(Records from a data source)

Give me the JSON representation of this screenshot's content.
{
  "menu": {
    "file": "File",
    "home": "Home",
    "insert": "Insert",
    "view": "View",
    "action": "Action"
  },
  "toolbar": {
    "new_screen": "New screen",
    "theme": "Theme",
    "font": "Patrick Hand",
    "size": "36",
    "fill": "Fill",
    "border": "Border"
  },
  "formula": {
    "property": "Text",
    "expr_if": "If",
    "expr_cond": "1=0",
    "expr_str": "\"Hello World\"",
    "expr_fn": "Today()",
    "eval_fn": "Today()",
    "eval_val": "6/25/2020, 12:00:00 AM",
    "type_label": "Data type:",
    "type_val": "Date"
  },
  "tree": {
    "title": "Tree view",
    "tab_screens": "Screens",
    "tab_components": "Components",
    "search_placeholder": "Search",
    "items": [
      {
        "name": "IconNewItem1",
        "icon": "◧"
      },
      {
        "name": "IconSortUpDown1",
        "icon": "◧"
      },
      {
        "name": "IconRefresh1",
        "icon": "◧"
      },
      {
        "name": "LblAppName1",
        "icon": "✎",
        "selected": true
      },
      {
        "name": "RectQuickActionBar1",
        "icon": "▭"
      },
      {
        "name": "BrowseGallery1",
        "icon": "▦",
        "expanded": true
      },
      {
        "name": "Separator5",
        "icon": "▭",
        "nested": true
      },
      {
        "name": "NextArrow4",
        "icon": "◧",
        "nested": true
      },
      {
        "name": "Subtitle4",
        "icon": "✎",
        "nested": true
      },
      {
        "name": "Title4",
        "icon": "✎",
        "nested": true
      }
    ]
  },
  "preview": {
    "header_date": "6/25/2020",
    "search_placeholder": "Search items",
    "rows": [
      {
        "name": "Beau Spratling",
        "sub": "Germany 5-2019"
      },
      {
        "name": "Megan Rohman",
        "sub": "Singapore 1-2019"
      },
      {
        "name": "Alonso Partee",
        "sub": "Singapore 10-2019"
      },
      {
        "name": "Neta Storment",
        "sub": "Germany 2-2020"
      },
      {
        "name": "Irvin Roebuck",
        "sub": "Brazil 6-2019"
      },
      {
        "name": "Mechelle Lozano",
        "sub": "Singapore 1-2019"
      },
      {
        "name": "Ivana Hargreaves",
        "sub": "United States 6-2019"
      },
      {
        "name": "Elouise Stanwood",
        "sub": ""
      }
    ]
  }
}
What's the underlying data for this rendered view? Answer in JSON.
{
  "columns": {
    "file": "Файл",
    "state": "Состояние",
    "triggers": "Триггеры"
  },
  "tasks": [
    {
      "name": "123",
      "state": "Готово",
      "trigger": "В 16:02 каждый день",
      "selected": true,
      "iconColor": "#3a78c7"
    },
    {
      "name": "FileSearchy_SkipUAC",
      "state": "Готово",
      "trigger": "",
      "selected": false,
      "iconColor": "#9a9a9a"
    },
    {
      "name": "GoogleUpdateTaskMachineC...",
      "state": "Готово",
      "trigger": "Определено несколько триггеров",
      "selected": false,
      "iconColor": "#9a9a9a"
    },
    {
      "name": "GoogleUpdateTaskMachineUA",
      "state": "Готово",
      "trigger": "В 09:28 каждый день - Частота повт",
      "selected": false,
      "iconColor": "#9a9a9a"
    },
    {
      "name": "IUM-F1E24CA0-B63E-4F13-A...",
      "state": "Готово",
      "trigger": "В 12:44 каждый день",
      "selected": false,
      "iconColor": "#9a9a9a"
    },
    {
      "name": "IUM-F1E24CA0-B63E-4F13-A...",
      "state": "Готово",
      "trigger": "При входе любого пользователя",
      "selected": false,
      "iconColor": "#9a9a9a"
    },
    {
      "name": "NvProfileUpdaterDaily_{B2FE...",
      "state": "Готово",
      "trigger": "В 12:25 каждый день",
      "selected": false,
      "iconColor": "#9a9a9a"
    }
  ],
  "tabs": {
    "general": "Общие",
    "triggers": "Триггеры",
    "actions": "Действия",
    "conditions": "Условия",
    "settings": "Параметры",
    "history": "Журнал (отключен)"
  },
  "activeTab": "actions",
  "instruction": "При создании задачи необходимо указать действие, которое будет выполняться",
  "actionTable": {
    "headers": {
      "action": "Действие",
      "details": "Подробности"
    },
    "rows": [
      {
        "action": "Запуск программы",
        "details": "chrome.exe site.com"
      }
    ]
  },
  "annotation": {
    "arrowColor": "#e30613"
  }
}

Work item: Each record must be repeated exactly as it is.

Reply:
Give me the JSON representation of this screenshot's content.
{
  "menu": {
    "file": "File",
    "home": "Home",
    "insert": "Insert",
    "view": "View",
    "action": "Action"
  },
  "toolbar": {
    "new_screen": "New screen",
    "theme": "Theme",
    "font": "Patrick Hand",
    "size": "36",
    "fill": "Fill",
    "border": "Border"
  },
  "formula": {
    "property": "Text",
    "expr_if": "If",
    "expr_cond": "1=0",
    "expr_str": "\"Hello World\"",
    "expr_fn": "Today()",
    "eval_fn": "Today()",
    "eval_val": "6/25/2020, 12:00:00 AM",
    "type_label": "Data type:",
    "type_val": "Date"
  },
  "tree": {
    "title": "Tree view",
    "tab_screens": "Screens",
    "tab_components": "Components",
    "search_placeholder": "Search",
    "items": [
      {
        "name": "IconNewItem1",
        "icon": "◧"
      },
      {
        "name": "IconSortUpDown1",
        "icon": "◧"
      },
      {
        "name": "IconRefresh1",
        "icon": "◧"
      },
      {
        "name": "LblAppName1",
        "icon": "✎",
        "selected": true
      },
      {
        "name": "RectQuickActionBar1",
        "icon": "▭"
      },
      {
        "name": "BrowseGallery1",
        "icon": "▦",
        "expanded": true
      },
      {
        "name": "Separator5",
        "icon": "▭",
        "nested": true
      },
      {
        "name": "NextArrow4",
        "icon": "◧",
        "nested": true
      },
      {
        "name": "Subtitle4",
        "icon": "✎",
        "nested": true
      },
      {
        "name": "Title4",
        "icon": "✎",
        "nested": true
      }
    ]
  },
  "preview": {
    "header_date": "6/25/2020",
    "search_placeholder": "Search items",
    "rows": [
      {
        "name": "Beau Spratling",
        "sub": "Germany 5-2019"
      },
      {
        "name": "Megan Rohman",
        "sub": "Singapore 1-2019"
      },
      {
        "name": "Alonso Partee",
        "sub": "Singapore 10-2019"
      },
      {
        "name": "Neta Storment",
        "sub": "Germany 2-2020"
      },
      {
        "name": "Irvin Roebuck",
        "sub": "Brazil 6-2019"
      },
      {
        "name": "Mechelle Lozano",
        "sub": "Singapore 1-2019"
      },
      {
        "name": "Ivana Hargreaves",
        "sub": "United States 6-2019"
      },
      {
        "name": "Elouise Stanwood",
        "sub": ""
      }
    ]
  }
}
What's the underlying data for this rendered view? Answer in JSON.
{
  "columns": {
    "file": "Файл",
    "state": "Состояние",
    "triggers": "Триггеры"
  },
  "tasks": [
    {
      "name": "123",
      "state": "Готово",
      "trigger": "В 16:02 каждый день",
      "selected": true,
      "iconColor": "#3a78c7"
    },
    {
      "name": "FileSearchy_SkipUAC",
      "state": "Готово",
      "trigger": "",
      "selected": false,
      "iconColor": "#9a9a9a"
    },
    {
      "name": "GoogleUpdateTaskMachineC...",
      "state": "Готово",
      "trigger": "Определено несколько триггеров",
      "selected": false,
      "iconColor": "#9a9a9a"
    },
    {
      "name": "GoogleUpdateTaskMachineUA",
      "state": "Готово",
      "trigger": "В 09:28 каждый день - Частота повт",
      "selected": false,
      "iconColor": "#9a9a9a"
    },
    {
      "name": "IUM-F1E24CA0-B63E-4F13-A...",
      "state": "Готово",
      "trigger": "В 12:44 каждый день",
      "selected": false,
      "iconColor": "#9a9a9a"
    },
    {
      "name": "IUM-F1E24CA0-B63E-4F13-A...",
      "state": "Готово",
      "trigger": "При входе любого пользователя",
      "selected": false,
      "iconColor": "#9a9a9a"
    },
    {
      "name": "NvProfileUpdaterDaily_{B2FE...",
      "state": "Готово",
      "trigger": "В 12:25 каждый день",
      "selected": false,
      "iconColor": "#9a9a9a"
    }
  ],
  "tabs": {
    "general": "Общие",
    "triggers": "Триггеры",
    "actions": "Действия",
    "conditions": "Условия",
    "settings": "Параметры",
    "history": "Журнал (отключен)"
  },
  "activeTab": "actions",
  "instruction": "При создании задачи необходимо указать действие, которое будет выполняться",
  "actionTable": {
    "headers": {
      "action": "Действие",
      "details": "Подробности"
    },
    "rows": [
      {
        "action": "Запуск программы",
        "details": "chrome.exe site.com"
      }
    ]
  },
  "annotation": {
    "arrowColor": "#e30613"
  }
}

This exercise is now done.